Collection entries
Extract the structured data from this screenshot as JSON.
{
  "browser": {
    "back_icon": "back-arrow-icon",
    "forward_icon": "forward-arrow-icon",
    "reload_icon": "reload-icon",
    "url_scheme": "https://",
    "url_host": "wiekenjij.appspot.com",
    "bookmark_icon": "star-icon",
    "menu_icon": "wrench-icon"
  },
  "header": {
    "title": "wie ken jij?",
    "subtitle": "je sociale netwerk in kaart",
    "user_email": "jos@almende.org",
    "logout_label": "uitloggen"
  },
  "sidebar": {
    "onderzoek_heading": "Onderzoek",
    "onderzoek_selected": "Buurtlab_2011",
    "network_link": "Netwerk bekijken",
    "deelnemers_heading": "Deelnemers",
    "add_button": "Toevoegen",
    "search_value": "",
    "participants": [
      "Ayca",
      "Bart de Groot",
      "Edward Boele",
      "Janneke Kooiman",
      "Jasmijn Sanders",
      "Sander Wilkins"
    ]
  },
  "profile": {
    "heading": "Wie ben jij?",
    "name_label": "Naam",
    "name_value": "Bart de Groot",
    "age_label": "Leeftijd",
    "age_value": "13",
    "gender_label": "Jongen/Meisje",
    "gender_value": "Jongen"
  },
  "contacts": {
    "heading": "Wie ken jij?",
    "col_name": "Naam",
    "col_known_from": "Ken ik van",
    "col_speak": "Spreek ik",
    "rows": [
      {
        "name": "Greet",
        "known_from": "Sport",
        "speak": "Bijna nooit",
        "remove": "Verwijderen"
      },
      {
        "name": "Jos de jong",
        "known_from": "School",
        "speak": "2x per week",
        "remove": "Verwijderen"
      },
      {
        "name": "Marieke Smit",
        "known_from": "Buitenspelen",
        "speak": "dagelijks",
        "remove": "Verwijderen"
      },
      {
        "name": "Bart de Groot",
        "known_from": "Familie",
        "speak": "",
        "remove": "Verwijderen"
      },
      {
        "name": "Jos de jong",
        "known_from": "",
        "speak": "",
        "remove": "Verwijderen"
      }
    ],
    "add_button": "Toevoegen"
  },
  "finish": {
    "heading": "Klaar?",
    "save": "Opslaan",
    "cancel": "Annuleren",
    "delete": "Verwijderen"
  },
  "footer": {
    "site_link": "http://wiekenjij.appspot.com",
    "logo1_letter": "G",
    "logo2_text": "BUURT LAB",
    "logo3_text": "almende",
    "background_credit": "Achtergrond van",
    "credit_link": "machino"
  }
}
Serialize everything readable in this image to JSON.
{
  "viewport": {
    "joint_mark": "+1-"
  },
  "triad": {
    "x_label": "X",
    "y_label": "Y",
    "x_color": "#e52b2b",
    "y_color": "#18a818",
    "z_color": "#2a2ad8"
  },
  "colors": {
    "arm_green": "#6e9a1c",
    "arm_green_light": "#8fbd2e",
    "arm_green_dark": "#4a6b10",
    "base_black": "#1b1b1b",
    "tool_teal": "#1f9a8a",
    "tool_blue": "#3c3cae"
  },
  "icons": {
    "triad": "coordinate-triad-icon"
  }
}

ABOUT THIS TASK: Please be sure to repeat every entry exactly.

REPLY TO THE EXERCISE:
Extract the structured data from this screenshot as JSON.
{
  "browser": {
    "back_icon": "back-arrow-icon",
    "forward_icon": "forward-arrow-icon",
    "reload_icon": "reload-icon",
    "url_scheme": "https://",
    "url_host": "wiekenjij.appspot.com",
    "bookmark_icon": "star-icon",
    "menu_icon": "wrench-icon"
  },
  "header": {
    "title": "wie ken jij?",
    "subtitle": "je sociale netwerk in kaart",
    "user_email": "jos@almende.org",
    "logout_label": "uitloggen"
  },
  "sidebar": {
    "onderzoek_heading": "Onderzoek",
    "onderzoek_selected": "Buurtlab_2011",
    "network_link": "Netwerk bekijken",
    "deelnemers_heading": "Deelnemers",
    "add_button": "Toevoegen",
    "search_value": "",
    "participants": [
      "Ayca",
      "Bart de Groot",
      "Edward Boele",
      "Janneke Kooiman",
      "Jasmijn Sanders",
      "Sander Wilkins"
    ]
  },
  "profile": {
    "heading": "Wie ben jij?",
    "name_label": "Naam",
    "name_value": "Bart de Groot",
    "age_label": "Leeftijd",
    "age_value": "13",
    "gender_label": "Jongen/Meisje",
    "gender_value": "Jongen"
  },
  "contacts": {
    "heading": "Wie ken jij?",
    "col_name": "Naam",
    "col_known_from": "Ken ik van",
    "col_speak": "Spreek ik",
    "rows": [
      {
        "name": "Greet",
        "known_from": "Sport",
        "speak": "Bijna nooit",
        "remove": "Verwijderen"
      },
      {
        "name": "Jos de jong",
        "known_from": "School",
        "speak": "2x per week",
        "remove": "Verwijderen"
      },
      {
        "name": "Marieke Smit",
        "known_from": "Buitenspelen",
        "speak": "dagelijks",
        "remove": "Verwijderen"
      },
      {
        "name": "Bart de Groot",
        "known_from": "Familie",
        "speak": "",
        "remove": "Verwijderen"
      },
      {
        "name": "Jos de jong",
        "known_from": "",
        "speak": "",
        "remove": "Verwijderen"
      }
    ],
    "add_button": "Toevoegen"
  },
  "finish": {
    "heading": "Klaar?",
    "save": "Opslaan",
    "cancel": "Annuleren",
    "delete": "Verwijderen"
  },
  "footer": {
    "site_link": "http://wiekenjij.appspot.com",
    "logo1_letter": "G",
    "logo2_text": "BUURT LAB",
    "logo3_text": "almende",
    "background_credit": "Achtergrond van",
    "credit_link": "machino"
  }
}
Serialize everything readable in this image to JSON.
{
  "viewport": {
    "joint_mark": "+1-"
  },
  "triad": {
    "x_label": "X",
    "y_label": "Y",
    "x_color": "#e52b2b",
    "y_color": "#18a818",
    "z_color": "#2a2ad8"
  },
  "colors": {
    "arm_green": "#6e9a1c",
    "arm_green_light": "#8fbd2e",
    "arm_green_dark": "#4a6b10",
    "base_black": "#1b1b1b",
    "tool_teal": "#1f9a8a",
    "tool_blue": "#3c3cae"
  },
  "icons": {
    "triad": "coordinate-triad-icon"
  }
}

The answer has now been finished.